They’ll have to look within, though, to figure out a way to improve their defense.
The Knicks, who have tormented them in three lopsided wins this season, made six 3-point baskets in the first quarter – about what the Pistons yield in a typical game – and 14 for the night on their way to a 99-85 win. New York outscored the Pistons by 33 points from the 3-point line.
“We allowed offensive frustration to really impact our defensive focus, effort and intensity,” Lawrence Frank said. “You dig a hell of a ditch.”
Calderon, consistently one of the NBA’s leading assist men over his eight years, didn’t pick up his first helper until 4:50 left in the third quarter and finished with three, well under his average of 7.4. But during a first half when he led the Pistons with 10 points and missed only two of seven shots, he didn’t get many chances for assists – the rest of the team shot just 10 of 39. And the starters other than Calderon were 2 of 14.
Calderon had observed intently the past two games from his perch one row behind the team’s coaching staff, taking notes as plays were executed.
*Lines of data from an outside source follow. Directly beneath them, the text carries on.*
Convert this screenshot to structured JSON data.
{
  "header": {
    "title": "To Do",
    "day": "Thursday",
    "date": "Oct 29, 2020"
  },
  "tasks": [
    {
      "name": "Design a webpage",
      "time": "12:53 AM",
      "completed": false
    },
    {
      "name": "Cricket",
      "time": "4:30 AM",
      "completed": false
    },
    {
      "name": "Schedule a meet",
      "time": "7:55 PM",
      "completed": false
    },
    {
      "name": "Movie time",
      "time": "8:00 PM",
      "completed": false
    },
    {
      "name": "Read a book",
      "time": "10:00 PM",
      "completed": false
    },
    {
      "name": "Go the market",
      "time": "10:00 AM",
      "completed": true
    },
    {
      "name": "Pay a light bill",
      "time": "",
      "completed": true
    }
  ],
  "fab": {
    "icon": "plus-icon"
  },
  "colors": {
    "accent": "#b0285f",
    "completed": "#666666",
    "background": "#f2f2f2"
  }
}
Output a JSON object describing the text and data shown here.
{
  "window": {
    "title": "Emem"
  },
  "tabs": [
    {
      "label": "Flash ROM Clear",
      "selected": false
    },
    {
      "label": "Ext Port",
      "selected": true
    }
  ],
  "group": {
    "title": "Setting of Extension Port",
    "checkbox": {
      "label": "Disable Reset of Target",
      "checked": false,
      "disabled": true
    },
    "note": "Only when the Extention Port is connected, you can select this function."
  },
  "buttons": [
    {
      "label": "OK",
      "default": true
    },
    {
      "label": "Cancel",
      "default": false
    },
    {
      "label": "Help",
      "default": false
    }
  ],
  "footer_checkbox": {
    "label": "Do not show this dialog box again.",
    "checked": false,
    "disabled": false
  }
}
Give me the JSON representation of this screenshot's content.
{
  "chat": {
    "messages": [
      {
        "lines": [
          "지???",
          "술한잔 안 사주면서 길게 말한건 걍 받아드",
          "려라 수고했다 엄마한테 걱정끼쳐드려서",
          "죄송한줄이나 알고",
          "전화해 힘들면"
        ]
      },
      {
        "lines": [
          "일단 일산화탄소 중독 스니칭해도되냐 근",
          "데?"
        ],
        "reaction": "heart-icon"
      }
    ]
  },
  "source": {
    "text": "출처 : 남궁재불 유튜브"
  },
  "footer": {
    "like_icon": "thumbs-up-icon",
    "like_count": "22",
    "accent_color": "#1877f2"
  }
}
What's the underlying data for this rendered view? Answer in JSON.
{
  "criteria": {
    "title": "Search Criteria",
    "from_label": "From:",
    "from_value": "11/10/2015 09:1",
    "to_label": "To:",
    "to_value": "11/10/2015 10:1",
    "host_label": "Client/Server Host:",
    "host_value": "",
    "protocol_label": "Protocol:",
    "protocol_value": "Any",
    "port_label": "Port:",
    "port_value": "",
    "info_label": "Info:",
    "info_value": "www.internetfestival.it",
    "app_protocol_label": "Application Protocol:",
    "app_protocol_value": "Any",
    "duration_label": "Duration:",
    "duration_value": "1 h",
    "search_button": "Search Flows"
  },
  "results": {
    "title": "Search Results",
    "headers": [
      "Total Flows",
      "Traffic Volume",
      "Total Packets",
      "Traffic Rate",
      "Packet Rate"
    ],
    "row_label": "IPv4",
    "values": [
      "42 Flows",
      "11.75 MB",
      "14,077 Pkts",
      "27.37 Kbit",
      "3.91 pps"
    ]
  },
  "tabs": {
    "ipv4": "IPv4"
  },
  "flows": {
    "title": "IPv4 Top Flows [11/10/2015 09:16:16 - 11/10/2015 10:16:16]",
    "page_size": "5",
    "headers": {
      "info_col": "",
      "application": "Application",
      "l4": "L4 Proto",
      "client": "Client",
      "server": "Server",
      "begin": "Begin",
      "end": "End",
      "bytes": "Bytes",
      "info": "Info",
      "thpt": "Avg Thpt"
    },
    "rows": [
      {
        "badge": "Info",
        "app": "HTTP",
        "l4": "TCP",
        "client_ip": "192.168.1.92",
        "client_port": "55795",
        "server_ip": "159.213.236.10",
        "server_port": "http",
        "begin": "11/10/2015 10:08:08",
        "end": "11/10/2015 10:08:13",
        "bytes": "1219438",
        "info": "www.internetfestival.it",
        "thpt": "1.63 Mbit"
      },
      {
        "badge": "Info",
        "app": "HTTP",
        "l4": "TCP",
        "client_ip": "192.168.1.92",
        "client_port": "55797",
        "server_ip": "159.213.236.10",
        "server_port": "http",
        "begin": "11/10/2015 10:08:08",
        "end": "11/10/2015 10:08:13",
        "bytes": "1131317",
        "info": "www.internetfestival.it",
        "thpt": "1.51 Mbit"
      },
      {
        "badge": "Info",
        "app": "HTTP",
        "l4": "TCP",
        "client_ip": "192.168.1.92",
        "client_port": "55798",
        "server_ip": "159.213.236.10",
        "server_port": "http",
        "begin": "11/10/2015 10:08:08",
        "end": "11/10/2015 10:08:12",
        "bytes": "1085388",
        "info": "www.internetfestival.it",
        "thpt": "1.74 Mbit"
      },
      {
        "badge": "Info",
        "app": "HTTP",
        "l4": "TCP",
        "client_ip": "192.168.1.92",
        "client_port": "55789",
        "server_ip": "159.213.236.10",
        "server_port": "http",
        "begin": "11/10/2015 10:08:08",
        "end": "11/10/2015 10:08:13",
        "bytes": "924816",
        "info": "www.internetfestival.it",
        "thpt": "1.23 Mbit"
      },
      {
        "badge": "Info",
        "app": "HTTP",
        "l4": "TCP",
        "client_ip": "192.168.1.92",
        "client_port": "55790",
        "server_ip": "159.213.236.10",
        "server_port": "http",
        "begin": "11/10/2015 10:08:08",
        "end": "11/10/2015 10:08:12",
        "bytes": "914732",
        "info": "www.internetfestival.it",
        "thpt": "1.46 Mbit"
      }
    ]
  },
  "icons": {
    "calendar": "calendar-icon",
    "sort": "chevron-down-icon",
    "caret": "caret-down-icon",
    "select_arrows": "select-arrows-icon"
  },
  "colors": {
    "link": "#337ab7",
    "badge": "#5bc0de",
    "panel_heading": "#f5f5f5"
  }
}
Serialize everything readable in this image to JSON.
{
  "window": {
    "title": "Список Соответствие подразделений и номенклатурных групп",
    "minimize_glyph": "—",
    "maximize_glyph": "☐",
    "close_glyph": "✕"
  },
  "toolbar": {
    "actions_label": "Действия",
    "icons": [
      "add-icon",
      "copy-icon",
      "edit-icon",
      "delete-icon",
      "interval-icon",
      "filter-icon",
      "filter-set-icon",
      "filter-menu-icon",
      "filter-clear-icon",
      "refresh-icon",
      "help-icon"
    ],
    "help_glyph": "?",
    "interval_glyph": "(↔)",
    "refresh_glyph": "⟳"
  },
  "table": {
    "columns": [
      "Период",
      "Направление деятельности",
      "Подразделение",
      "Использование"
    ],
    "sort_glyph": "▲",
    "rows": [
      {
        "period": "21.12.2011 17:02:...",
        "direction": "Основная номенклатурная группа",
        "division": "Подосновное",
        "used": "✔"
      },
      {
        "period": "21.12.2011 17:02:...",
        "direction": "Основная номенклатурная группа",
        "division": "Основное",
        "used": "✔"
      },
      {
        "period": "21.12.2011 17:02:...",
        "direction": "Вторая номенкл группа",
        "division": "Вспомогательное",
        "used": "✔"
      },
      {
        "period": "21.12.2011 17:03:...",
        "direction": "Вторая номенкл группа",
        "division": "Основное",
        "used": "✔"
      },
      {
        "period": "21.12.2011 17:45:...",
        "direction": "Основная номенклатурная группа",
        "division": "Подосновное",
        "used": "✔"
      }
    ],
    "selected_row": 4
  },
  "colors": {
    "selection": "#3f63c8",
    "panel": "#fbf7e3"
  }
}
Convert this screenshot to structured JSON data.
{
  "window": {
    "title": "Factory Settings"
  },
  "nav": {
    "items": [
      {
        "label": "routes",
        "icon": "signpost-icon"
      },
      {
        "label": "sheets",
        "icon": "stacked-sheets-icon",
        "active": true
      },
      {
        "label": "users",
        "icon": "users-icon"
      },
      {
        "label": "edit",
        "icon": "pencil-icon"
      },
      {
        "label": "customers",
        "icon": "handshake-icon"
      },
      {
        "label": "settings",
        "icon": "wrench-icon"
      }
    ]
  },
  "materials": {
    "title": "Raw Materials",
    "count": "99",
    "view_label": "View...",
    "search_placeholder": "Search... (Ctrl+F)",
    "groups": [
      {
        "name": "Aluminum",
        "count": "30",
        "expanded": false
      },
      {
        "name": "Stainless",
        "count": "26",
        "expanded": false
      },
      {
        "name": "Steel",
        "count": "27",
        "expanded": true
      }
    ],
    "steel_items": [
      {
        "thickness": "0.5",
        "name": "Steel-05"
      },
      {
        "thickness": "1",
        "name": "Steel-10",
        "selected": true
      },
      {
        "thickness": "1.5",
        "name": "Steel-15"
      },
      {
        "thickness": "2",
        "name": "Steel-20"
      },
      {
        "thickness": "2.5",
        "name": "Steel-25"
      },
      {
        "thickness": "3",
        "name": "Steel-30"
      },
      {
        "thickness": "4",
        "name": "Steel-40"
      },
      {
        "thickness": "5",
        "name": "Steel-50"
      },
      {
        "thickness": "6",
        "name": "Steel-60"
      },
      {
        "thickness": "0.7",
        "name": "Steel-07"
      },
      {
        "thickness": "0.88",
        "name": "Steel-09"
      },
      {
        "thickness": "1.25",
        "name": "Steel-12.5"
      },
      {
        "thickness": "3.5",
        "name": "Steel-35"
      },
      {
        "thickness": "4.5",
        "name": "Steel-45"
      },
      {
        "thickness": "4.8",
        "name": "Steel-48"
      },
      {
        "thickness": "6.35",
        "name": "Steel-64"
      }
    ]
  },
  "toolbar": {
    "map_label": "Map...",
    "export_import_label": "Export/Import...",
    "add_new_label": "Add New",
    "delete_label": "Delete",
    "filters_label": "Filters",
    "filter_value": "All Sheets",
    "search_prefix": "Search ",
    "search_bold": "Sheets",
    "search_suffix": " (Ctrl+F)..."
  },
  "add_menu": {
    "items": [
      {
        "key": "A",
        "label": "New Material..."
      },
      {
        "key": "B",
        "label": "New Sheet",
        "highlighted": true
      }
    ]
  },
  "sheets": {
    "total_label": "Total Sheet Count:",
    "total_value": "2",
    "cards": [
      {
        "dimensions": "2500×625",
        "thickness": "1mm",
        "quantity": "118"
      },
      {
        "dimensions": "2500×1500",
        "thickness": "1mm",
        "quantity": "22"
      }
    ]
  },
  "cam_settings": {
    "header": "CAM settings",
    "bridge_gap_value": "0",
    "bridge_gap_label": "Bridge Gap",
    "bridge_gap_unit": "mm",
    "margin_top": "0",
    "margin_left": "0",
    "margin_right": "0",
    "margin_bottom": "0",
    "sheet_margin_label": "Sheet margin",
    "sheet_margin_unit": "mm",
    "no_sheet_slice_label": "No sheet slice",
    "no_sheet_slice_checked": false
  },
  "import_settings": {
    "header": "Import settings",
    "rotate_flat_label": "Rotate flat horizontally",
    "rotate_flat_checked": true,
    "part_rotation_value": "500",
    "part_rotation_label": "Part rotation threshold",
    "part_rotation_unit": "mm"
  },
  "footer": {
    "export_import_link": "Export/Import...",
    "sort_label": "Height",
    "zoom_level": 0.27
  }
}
The coaching staff, Calderon and more than half the team arrived at Madison Square Garden about three hours before tipoff in hopes of working with him on the court, but a communications breakdown limited their time to about 10 minutes because the Knicks took over the court for a walkthrough at 5 p.m.
Calderon admitted it wasn’t the ideal way to make his debut, but was glad to have it behind him as the first step in the acclimation process.
“I tried to do the best I could,” he said. “I was thinking too much, trying to figure out all my teammates. We have to do a better job, for sure, myself, to get everybody involved. But, one game. I’ve got to try to get to the next step, the next page.”
Calderon finished with 15 points to lead the Pistons and didn’t turn the ball over once in his 26 minutes. But the Pistons went down by 26 points in the second quarter, so it was difficult for Frank to pull any meaningful conclusions out of the game. Complicating matters, Jason Maxiell picked up two fouls in three minutes and Frank replaced him with Rodney Stuckey to counter New York’s small lineup that featured three guards with Carmelo Anthony at power forward.
“In fairness, we throw Jose in there and then Max gets two fouls. We play a lineup we haven’t really played much of, but the focus was missing,” Frank said. “Some different lineups out there, that’s going to be the byproduct of where we’re at, but our inability to maintain our focus and give ourselves our best chance was disappointing.”
The Pistons, playing their third game in four nights and coming off the emotionally draining 98-97 Sunday matinee loss to the Lakers at The Palace, seemed a half-step behind the Knicks from the opening jump, giving 3-point shooters unmolested looks at the rim. Kyle Singler opened the game on Anthony and also picked up two early fouls, giving Jonas Jerebko and Stuckey a crack at New York’s MVP candidate, who finished with 27 points, 19 in the decisive first half.
Andre Drummond, after grabbing five rebounds in nine first-half minutes, didn’t play in the second half due to a sore back. He hurt it in Sunday’s game, he said, coming down awkwardly after attempting to block a Steve Blake shot. But he was adamant that he would be ready for Wednesday’s game at The Palace against Brooklyn.
“I just couldn’t get it loose,” he said. “It’s tough – hotel beds and not being in your own bed. Take care of it tonight and tomorrow in practice and get ready for Wednesday. I’ll be all right for Wednesday.”
Another 48 hours can’t hurt Calderon’s level of readiness for his home debut, either.
“Hopefully, tomorrow I can work a little bit more and get ready for Wednesday,” he said. “It was tough, but I still got some positive. My teammates were helping me a lot and I feel kind of comfortable out there.”
“I think Jose’s going to be very good for us,” Frank said. “It’s just going to be a process of getting all our guys on the same page.”